Aim of the task -
What you return should be each line of the data containing the string "name".

Source material -
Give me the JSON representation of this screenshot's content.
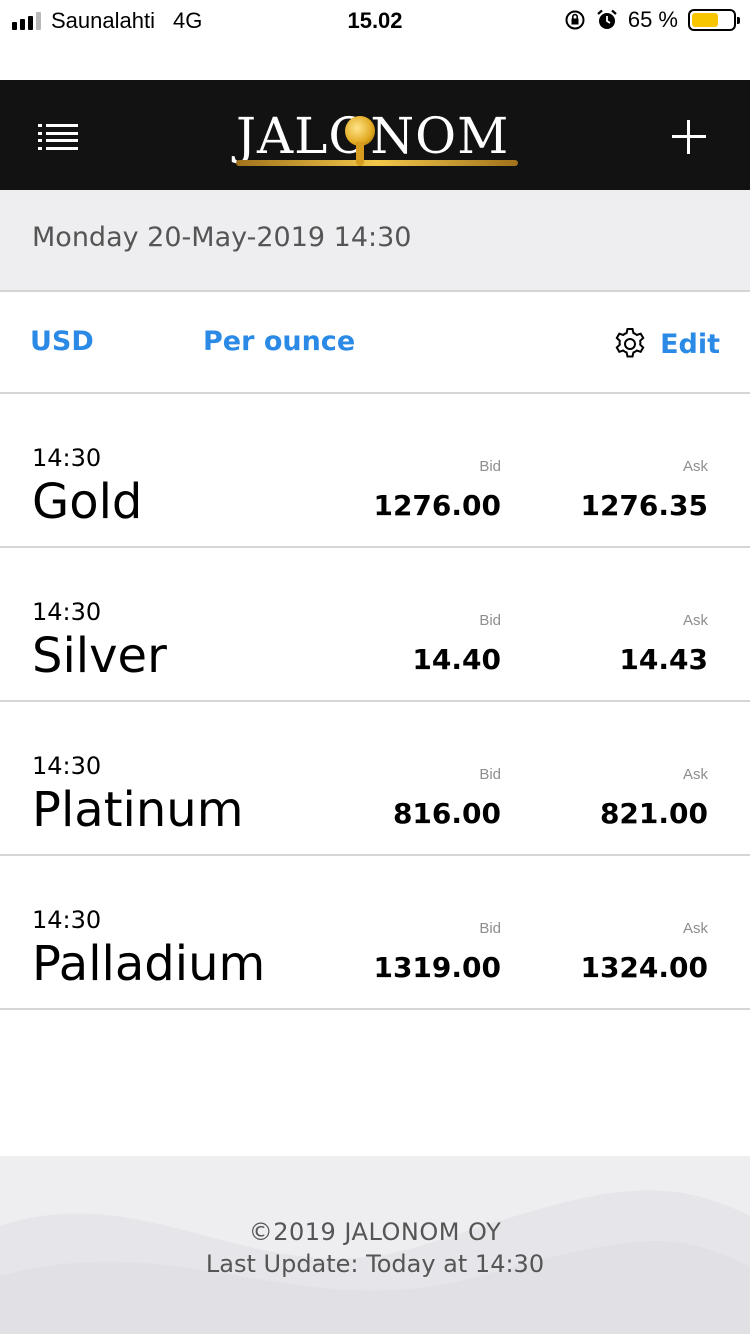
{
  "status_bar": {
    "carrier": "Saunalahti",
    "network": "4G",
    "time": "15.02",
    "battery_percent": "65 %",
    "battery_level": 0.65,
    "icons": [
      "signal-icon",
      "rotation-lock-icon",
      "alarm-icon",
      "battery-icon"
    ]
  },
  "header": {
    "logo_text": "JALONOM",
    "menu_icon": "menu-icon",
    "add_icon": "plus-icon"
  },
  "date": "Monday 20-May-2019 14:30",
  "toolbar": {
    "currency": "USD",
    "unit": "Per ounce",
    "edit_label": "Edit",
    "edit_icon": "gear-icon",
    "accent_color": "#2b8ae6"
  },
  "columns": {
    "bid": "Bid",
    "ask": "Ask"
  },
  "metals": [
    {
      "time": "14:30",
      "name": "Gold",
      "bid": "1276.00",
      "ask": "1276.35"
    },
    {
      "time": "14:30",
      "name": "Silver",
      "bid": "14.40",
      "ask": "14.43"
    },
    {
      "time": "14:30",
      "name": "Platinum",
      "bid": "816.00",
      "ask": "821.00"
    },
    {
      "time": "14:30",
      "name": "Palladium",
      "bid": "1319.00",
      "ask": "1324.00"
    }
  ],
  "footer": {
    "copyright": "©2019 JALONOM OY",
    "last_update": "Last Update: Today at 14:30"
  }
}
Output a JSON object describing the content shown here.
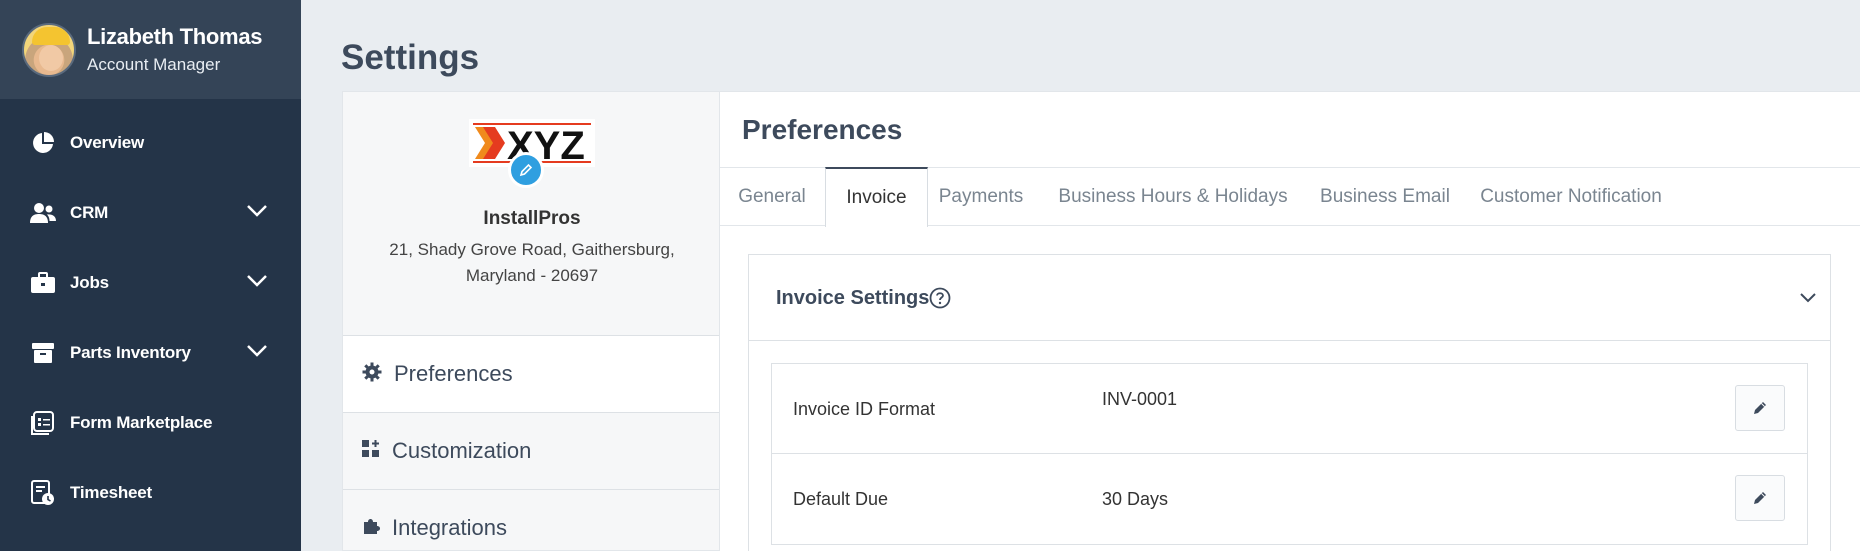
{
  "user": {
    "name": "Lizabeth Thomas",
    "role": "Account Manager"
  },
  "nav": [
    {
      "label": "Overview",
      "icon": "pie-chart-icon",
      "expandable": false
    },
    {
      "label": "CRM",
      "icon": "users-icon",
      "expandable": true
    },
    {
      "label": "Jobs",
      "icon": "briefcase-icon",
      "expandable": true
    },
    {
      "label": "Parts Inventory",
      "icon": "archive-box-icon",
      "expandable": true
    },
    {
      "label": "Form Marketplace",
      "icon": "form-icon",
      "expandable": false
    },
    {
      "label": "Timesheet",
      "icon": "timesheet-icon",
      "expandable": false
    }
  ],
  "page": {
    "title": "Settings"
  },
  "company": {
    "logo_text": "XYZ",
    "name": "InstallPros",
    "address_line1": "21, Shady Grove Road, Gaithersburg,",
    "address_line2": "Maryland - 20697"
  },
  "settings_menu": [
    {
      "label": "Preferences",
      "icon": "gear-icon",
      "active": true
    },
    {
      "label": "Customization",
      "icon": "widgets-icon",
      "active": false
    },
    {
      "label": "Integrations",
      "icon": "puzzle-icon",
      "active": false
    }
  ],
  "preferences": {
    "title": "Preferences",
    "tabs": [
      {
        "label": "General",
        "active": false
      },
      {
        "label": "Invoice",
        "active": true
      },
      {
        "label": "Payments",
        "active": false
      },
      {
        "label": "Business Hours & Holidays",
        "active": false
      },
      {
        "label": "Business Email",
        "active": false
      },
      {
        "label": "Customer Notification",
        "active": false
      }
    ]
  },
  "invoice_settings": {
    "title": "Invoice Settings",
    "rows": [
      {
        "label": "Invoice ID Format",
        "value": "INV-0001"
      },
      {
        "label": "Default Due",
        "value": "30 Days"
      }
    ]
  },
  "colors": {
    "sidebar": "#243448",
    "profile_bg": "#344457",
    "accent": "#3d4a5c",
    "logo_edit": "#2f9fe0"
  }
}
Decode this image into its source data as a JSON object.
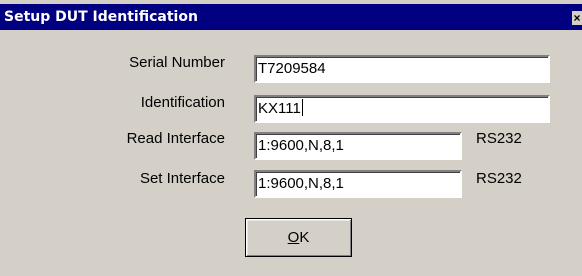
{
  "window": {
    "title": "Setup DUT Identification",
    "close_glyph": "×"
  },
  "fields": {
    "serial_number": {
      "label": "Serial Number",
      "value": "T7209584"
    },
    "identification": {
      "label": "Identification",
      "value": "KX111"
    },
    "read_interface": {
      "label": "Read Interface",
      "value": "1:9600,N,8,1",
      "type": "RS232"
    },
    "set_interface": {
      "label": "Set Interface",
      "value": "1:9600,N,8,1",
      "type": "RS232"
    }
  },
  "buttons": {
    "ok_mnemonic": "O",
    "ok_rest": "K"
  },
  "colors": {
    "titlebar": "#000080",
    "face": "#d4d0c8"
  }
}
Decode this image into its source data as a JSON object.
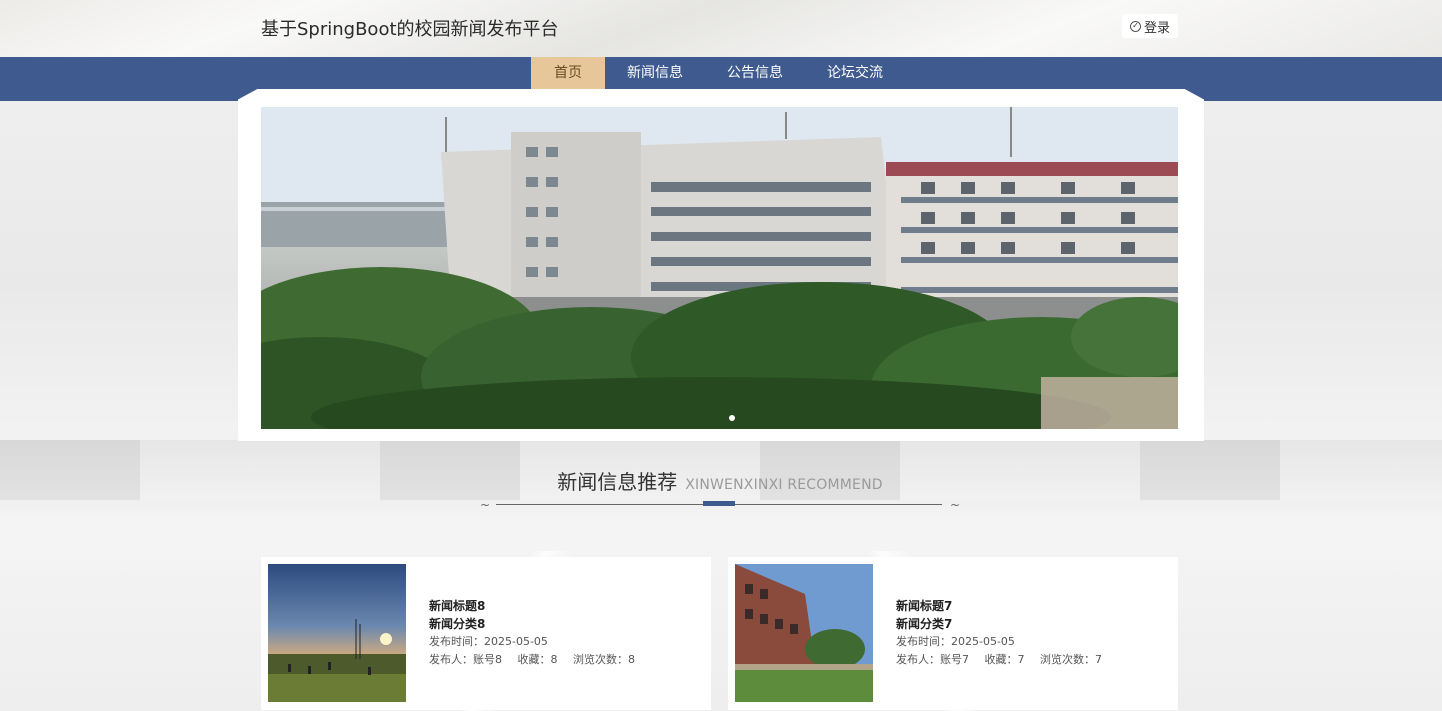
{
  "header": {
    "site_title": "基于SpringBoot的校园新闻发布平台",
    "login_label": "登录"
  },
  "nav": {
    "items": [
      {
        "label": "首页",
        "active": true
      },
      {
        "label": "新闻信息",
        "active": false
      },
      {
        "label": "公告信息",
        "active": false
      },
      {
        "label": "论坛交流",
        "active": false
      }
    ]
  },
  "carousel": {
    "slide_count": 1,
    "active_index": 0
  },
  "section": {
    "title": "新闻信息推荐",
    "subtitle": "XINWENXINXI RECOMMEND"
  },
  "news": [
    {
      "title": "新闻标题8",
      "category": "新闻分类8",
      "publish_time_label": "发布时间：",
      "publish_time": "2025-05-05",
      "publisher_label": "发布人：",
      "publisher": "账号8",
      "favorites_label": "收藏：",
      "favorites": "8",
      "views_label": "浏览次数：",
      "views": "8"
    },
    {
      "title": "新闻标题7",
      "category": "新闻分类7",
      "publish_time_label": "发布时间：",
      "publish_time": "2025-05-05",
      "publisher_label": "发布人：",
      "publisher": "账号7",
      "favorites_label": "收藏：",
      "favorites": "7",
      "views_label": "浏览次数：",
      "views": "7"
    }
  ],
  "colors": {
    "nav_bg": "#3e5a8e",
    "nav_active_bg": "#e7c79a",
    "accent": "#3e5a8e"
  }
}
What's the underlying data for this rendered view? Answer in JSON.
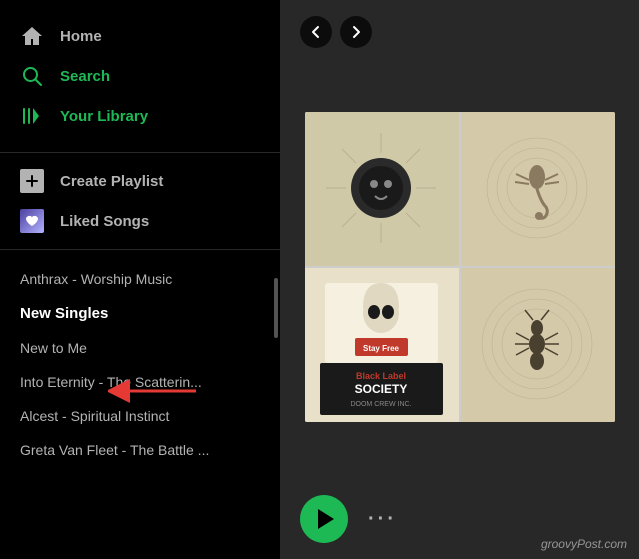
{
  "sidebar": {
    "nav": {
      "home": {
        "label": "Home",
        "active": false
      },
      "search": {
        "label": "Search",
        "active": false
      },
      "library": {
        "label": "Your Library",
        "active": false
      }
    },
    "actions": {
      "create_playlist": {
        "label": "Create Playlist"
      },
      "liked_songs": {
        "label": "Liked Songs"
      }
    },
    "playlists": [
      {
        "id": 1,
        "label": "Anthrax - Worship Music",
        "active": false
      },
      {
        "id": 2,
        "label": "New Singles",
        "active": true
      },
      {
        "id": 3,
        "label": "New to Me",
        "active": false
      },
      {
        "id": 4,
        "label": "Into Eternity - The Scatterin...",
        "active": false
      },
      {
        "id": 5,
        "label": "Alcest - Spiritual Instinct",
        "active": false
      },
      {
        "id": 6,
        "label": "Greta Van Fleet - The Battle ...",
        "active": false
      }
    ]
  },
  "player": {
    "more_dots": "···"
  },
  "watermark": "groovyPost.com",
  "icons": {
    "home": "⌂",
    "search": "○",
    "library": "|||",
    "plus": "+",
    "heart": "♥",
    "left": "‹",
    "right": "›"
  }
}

Answer space -
      "name": "Gold",
      "name": "Silver",
      "name": "Platinum",
      "name": "Palladium",
    "name": "Lizabeth Thomas",
    "name": "InstallPros",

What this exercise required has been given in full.